The family of Michael Jackson’s accuser once seemed like a less-successful version of Jackson’s own family — a collection of precocious kids who aspired to stardom but suffered under an allegedly abusive and controlling father.
When the boy was 10, his mother began taking him, his younger brother and his older sister to free dance lessons and to a comedy camp for underprivileged kids. Comedians who met the children remembered them as talented.
The boy later met Jackson and spent time at his Neverland Ranch, where the two would make slick home movies. The boy testified that in 2002, when he talked about his cancer fight in the documentary “Living With Michael Jackson,” the singer took him aside to encourage him.
“He said, ’Hey, I’m going to put you in movies and this is your audition,”’ the boy testified.
At Jackson’s trial, the pop star’s attorneys successfully suggested that the boy’s acting abilities were put to bad use.
After the verdict Monday, jurors suggested the boy’s mother had encouraged her children to lie, and they expressed disdain for how she acted on the witness stand. The unconvincing performances doomed a prosecution that relied almost entirely on the credibility of the accuser’s family.
Prosecutors argued that the boy and his family had a history of lying that included a lawsuit brought against J.C. Penney. In that case, the family accused store security guards of beating them.
The family received a $152,000 settlement in 2001, and the mother immediately left her husband, whom she then accused of abusing her and the children. The father has since pleaded no contest to child cruelty and spousal abuse.
The Jackson defense also questioned the family about a videotaped interview they gave to rebut a damaging documentary in which Jackson acknowledged sleeping with boys but said it was non-sexual.
The family praised Jackson, but testified that all their remarks were scripted by Jackson’s associates. At one point in the interview, the mother described what she said was the children’s greatest dream: “Their personal wish, humongous wish, is to be in movies.”
Prosecutors tried to prop up the family’s credibility by ending their case with a videotape of the boy’s first interview with police in July 2003.
Juror Raymond Hultman said the boy’s appearance — slouching and quietly describing the alleged molestation — almost convinced him that the boy was telling the truth.
“That kind of turned my opinion around about how I felt about the case,” Hultman said.
But other jurors convinced him that there was reasonable doubt about the family’s credibility by pointing out that the boy went to authorities only after talking to lawyers and a psychologist.
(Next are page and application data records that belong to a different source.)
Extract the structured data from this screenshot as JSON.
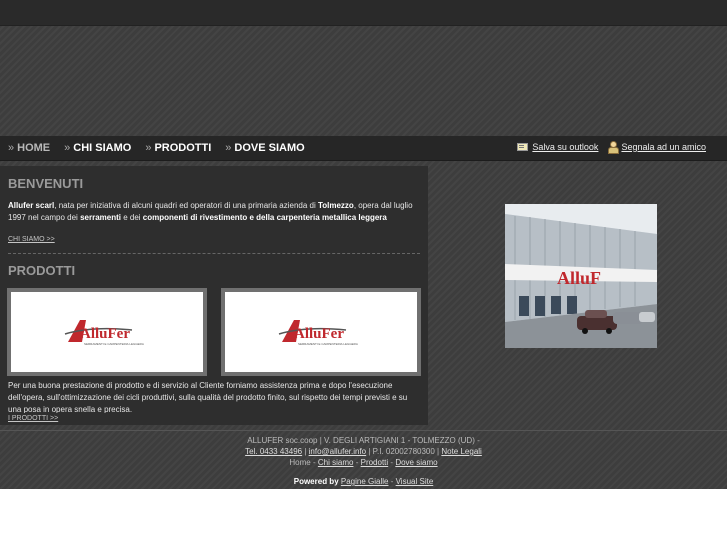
{
  "nav": {
    "items": [
      {
        "label": "HOME",
        "active": true
      },
      {
        "label": "CHI SIAMO",
        "active": false
      },
      {
        "label": "PRODOTTI",
        "active": false
      },
      {
        "label": "DOVE SIAMO",
        "active": false
      }
    ],
    "chevron": "»"
  },
  "tools": {
    "outlook_label": "Salva su outlook",
    "friend_label": "Segnala ad un amico"
  },
  "welcome": {
    "title": "BENVENUTI",
    "p1_brand": "Allufer scarl",
    "p1_a": ", nata per iniziativa di alcuni quadri ed operatori di una primaria azienda di ",
    "p1_city": "Tolmezzo",
    "p1_b": ", opera dal luglio 1997 nel campo dei ",
    "p1_serr": "serramenti",
    "p1_c": " e dei ",
    "p1_comp": "componenti di rivestimento e della carpenteria metallica leggera",
    "more": "CHI SIAMO >>"
  },
  "products": {
    "title": "PRODOTTI",
    "logo_text": "AlluFer",
    "logo_sub": "SERRAMENTI E CARPENTERIA LEGGERA",
    "text": "Per una buona prestazione di prodotto e di servizio al Cliente forniamo assistenza prima e dopo l'esecuzione dell'opera, sull'ottimizzazione dei cicli produttivi, sulla qualità del prodotto finito, sul rispetto dei tempi previsti e su una posa in opera snella e precisa.",
    "more": "I PRODOTTI >>"
  },
  "photo": {
    "sign_text": "AlluF"
  },
  "footer": {
    "line1": "ALLUFER soc.coop | V. DEGLI ARTIGIANI 1 - TOLMEZZO (UD) -",
    "tel": "Tel. 0433 43496",
    "email": "info@allufer.info",
    "piva": "| P.I. 02002780300 |",
    "legal": "Note Legali",
    "sep": "|",
    "nav": [
      "Home",
      "Chi siamo",
      "Prodotti",
      "Dove siamo"
    ],
    "nav_sep": "-",
    "powered": "Powered by",
    "pg": "Pagine Gialle",
    "dash": "-",
    "vs": "Visual Site"
  },
  "colors": {
    "background": "#3d3d3d",
    "navbar": "#262626",
    "content_panel": "#2e2e2e",
    "logo_red": "#c0282d"
  }
}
Despite the family’s latest setback, the verdict comes at a relatively stable time in their rocky lives. The mother has married an Army major with a good paycheck, and the family says abuse by the children’s biological father is behind them.
The accuser, once frail, is now a high school football player. But one thing he no longer remains is an aspiring actor. He said on the stand that his new career goal is to work in law enforcement.